▸ What the exercise asks: All records need to be reproduced exactly. Keep every word as it is.

[Dataset items]
##############################

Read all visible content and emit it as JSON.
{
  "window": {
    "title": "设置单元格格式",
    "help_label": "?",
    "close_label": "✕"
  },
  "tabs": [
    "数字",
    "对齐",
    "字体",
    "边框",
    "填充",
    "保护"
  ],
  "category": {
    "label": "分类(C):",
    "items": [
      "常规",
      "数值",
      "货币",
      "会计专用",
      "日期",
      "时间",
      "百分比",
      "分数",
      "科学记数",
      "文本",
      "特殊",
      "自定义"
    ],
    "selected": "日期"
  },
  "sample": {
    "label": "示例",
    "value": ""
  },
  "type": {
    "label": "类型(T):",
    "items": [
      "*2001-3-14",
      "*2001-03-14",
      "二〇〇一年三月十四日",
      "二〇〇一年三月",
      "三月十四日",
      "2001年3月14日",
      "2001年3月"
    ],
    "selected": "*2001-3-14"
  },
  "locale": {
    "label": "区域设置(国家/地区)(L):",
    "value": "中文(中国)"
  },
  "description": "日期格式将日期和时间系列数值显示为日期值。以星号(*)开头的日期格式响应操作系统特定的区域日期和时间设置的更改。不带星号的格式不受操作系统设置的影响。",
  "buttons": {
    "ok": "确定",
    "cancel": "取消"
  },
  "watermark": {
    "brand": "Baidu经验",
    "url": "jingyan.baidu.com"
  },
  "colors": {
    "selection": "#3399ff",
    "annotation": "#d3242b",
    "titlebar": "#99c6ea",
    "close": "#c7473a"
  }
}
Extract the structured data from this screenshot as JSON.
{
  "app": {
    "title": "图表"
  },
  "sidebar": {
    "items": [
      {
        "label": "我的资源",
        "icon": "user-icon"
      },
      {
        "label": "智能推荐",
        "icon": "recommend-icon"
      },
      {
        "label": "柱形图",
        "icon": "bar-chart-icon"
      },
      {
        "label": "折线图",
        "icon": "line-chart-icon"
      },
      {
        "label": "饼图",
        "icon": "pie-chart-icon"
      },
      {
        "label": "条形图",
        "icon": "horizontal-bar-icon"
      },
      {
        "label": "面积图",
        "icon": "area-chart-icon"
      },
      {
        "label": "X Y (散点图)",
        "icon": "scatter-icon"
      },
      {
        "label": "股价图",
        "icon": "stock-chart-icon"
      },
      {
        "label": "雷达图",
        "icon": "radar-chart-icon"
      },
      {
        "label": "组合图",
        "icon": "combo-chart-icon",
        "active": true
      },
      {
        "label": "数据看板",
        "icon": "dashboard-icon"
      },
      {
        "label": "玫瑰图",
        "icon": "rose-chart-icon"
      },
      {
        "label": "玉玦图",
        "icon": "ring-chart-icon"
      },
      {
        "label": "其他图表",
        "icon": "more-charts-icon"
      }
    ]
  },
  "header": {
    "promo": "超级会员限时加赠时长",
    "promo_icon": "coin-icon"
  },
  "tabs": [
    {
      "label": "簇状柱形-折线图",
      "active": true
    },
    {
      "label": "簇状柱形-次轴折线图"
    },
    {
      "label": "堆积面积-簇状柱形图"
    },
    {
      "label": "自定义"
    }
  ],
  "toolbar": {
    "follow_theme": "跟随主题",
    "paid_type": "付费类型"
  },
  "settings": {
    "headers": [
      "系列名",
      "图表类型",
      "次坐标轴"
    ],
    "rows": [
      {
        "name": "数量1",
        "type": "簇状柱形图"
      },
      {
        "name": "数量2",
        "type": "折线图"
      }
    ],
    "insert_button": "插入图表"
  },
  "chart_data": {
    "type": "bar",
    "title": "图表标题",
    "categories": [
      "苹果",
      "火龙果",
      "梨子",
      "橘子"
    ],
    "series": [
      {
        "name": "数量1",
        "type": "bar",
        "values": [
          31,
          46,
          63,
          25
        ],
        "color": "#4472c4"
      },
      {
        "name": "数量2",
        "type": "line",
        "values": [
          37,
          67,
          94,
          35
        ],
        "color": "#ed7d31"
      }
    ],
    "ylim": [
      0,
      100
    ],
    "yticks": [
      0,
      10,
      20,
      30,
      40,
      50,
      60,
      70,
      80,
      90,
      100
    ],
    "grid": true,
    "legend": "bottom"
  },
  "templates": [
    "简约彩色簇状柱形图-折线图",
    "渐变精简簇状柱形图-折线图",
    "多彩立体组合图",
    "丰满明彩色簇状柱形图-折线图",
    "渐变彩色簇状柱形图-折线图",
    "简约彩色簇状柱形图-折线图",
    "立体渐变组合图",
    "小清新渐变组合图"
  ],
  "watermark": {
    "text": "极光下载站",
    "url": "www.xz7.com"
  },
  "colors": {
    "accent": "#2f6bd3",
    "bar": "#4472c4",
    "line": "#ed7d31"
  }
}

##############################

▸ Answer box:
Read all visible content and emit it as JSON.
{
  "window": {
    "title": "设置单元格格式",
    "help_label": "?",
    "close_label": "✕"
  },
  "tabs": [
    "数字",
    "对齐",
    "字体",
    "边框",
    "填充",
    "保护"
  ],
  "category": {
    "label": "分类(C):",
    "items": [
      "常规",
      "数值",
      "货币",
      "会计专用",
      "日期",
      "时间",
      "百分比",
      "分数",
      "科学记数",
      "文本",
      "特殊",
      "自定义"
    ],
    "selected": "日期"
  },
  "sample": {
    "label": "示例",
    "value": ""
  },
  "type": {
    "label": "类型(T):",
    "items": [
      "*2001-3-14",
      "*2001-03-14",
      "二〇〇一年三月十四日",
      "二〇〇一年三月",
      "三月十四日",
      "2001年3月14日",
      "2001年3月"
    ],
    "selected": "*2001-3-14"
  },
  "locale": {
    "label": "区域设置(国家/地区)(L):",
    "value": "中文(中国)"
  },
  "description": "日期格式将日期和时间系列数值显示为日期值。以星号(*)开头的日期格式响应操作系统特定的区域日期和时间设置的更改。不带星号的格式不受操作系统设置的影响。",
  "buttons": {
    "ok": "确定",
    "cancel": "取消"
  },
  "watermark": {
    "brand": "Baidu经验",
    "url": "jingyan.baidu.com"
  },
  "colors": {
    "selection": "#3399ff",
    "annotation": "#d3242b",
    "titlebar": "#99c6ea",
    "close": "#c7473a"
  }
}
Extract the structured data from this screenshot as JSON.
{
  "app": {
    "title": "图表"
  },
  "sidebar": {
    "items": [
      {
        "label": "我的资源",
        "icon": "user-icon"
      },
      {
        "label": "智能推荐",
        "icon": "recommend-icon"
      },
      {
        "label": "柱形图",
        "icon": "bar-chart-icon"
      },
      {
        "label": "折线图",
        "icon": "line-chart-icon"
      },
      {
        "label": "饼图",
        "icon": "pie-chart-icon"
      },
      {
        "label": "条形图",
        "icon": "horizontal-bar-icon"
      },
      {
        "label": "面积图",
        "icon": "area-chart-icon"
      },
      {
        "label": "X Y (散点图)",
        "icon": "scatter-icon"
      },
      {
        "label": "股价图",
        "icon": "stock-chart-icon"
      },
      {
        "label": "雷达图",
        "icon": "radar-chart-icon"
      },
      {
        "label": "组合图",
        "icon": "combo-chart-icon",
        "active": true
      },
      {
        "label": "数据看板",
        "icon": "dashboard-icon"
      },
      {
        "label": "玫瑰图",
        "icon": "rose-chart-icon"
      },
      {
        "label": "玉玦图",
        "icon": "ring-chart-icon"
      },
      {
        "label": "其他图表",
        "icon": "more-charts-icon"
      }
    ]
  },
  "header": {
    "promo": "超级会员限时加赠时长",
    "promo_icon": "coin-icon"
  },
  "tabs": [
    {
      "label": "簇状柱形-折线图",
      "active": true
    },
    {
      "label": "簇状柱形-次轴折线图"
    },
    {
      "label": "堆积面积-簇状柱形图"
    },
    {
      "label": "自定义"
    }
  ],
  "toolbar": {
    "follow_theme": "跟随主题",
    "paid_type": "付费类型"
  },
  "settings": {
    "headers": [
      "系列名",
      "图表类型",
      "次坐标轴"
    ],
    "rows": [
      {
        "name": "数量1",
        "type": "簇状柱形图"
      },
      {
        "name": "数量2",
        "type": "折线图"
      }
    ],
    "insert_button": "插入图表"
  },
  "chart_data": {
    "type": "bar",
    "title": "图表标题",
    "categories": [
      "苹果",
      "火龙果",
      "梨子",
      "橘子"
    ],
    "series": [
      {
        "name": "数量1",
        "type": "bar",
        "values": [
          31,
          46,
          63,
          25
        ],
        "color": "#4472c4"
      },
      {
        "name": "数量2",
        "type": "line",
        "values": [
          37,
          67,
          94,
          35
        ],
        "color": "#ed7d31"
      }
    ],
    "ylim": [
      0,
      100
    ],
    "yticks": [
      0,
      10,
      20,
      30,
      40,
      50,
      60,
      70,
      80,
      90,
      100
    ],
    "grid": true,
    "legend": "bottom"
  },
  "templates": [
    "简约彩色簇状柱形图-折线图",
    "渐变精简簇状柱形图-折线图",
    "多彩立体组合图",
    "丰满明彩色簇状柱形图-折线图",
    "渐变彩色簇状柱形图-折线图",
    "简约彩色簇状柱形图-折线图",
    "立体渐变组合图",
    "小清新渐变组合图"
  ],
  "watermark": {
    "text": "极光下载站",
    "url": "www.xz7.com"
  },
  "colors": {
    "accent": "#2f6bd3",
    "bar": "#4472c4",
    "line": "#ed7d31"
  }
}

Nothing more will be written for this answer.